## The task
Leaving out all pictures, retype the records exactly.

─── Provided records

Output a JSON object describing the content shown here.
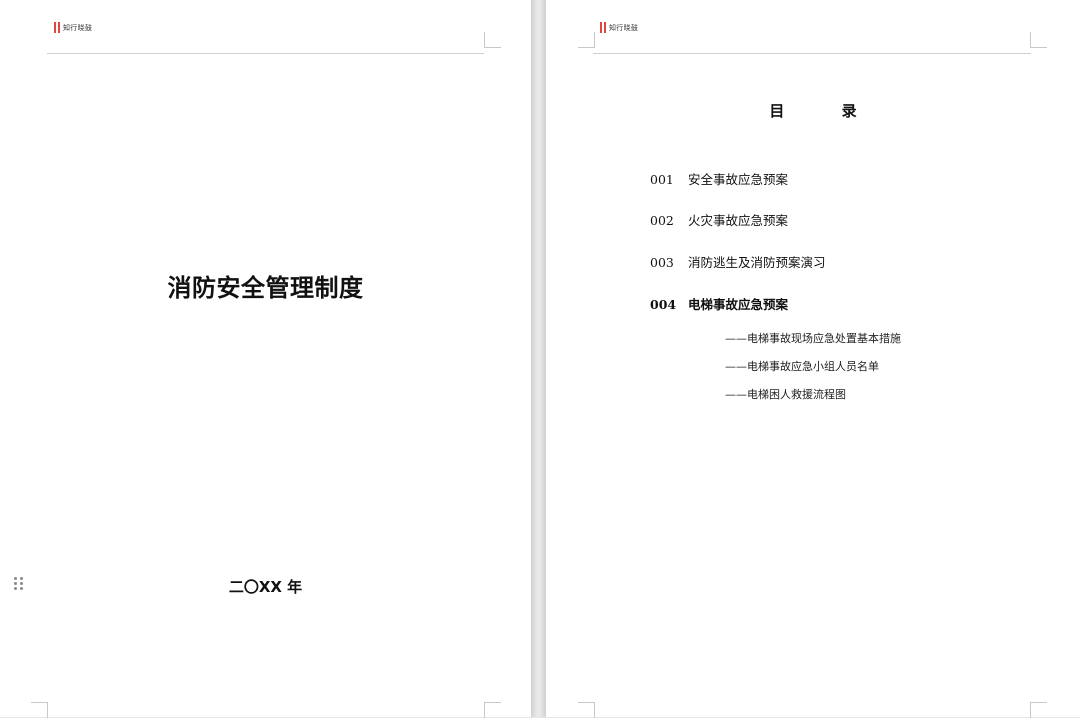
{
  "header": {
    "logo_text": "知行晓鼓"
  },
  "cover": {
    "title": "消防安全管理制度",
    "date": "二〇XX 年"
  },
  "toc": {
    "heading": "目 录",
    "items": [
      {
        "num": "001",
        "label": "安全事故应急预案"
      },
      {
        "num": "002",
        "label": "火灾事故应急预案"
      },
      {
        "num": "003",
        "label": "消防逃生及消防预案演习"
      },
      {
        "num": "004",
        "label": "电梯事故应急预案"
      }
    ],
    "subitems": [
      "——电梯事故现场应急处置基本措施",
      "——电梯事故应急小组人员名单",
      "——电梯困人救援流程图"
    ]
  },
  "colors": {
    "logo_accent": "#e0473a",
    "page_bg": "#ffffff",
    "gutter": "#e6e6e6"
  },
  "icons": {
    "drag_handle": "drag-handle-icon"
  }
}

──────

## Solution to this task
Output a JSON object describing the content shown here.
{
  "header": {
    "logo_text": "知行晓鼓"
  },
  "cover": {
    "title": "消防安全管理制度",
    "date": "二〇XX 年"
  },
  "toc": {
    "heading": "目 录",
    "items": [
      {
        "num": "001",
        "label": "安全事故应急预案"
      },
      {
        "num": "002",
        "label": "火灾事故应急预案"
      },
      {
        "num": "003",
        "label": "消防逃生及消防预案演习"
      },
      {
        "num": "004",
        "label": "电梯事故应急预案"
      }
    ],
    "subitems": [
      "——电梯事故现场应急处置基本措施",
      "——电梯事故应急小组人员名单",
      "——电梯困人救援流程图"
    ]
  },
  "colors": {
    "logo_accent": "#e0473a",
    "page_bg": "#ffffff",
    "gutter": "#e6e6e6"
  },
  "icons": {
    "drag_handle": "drag-handle-icon"
  }
}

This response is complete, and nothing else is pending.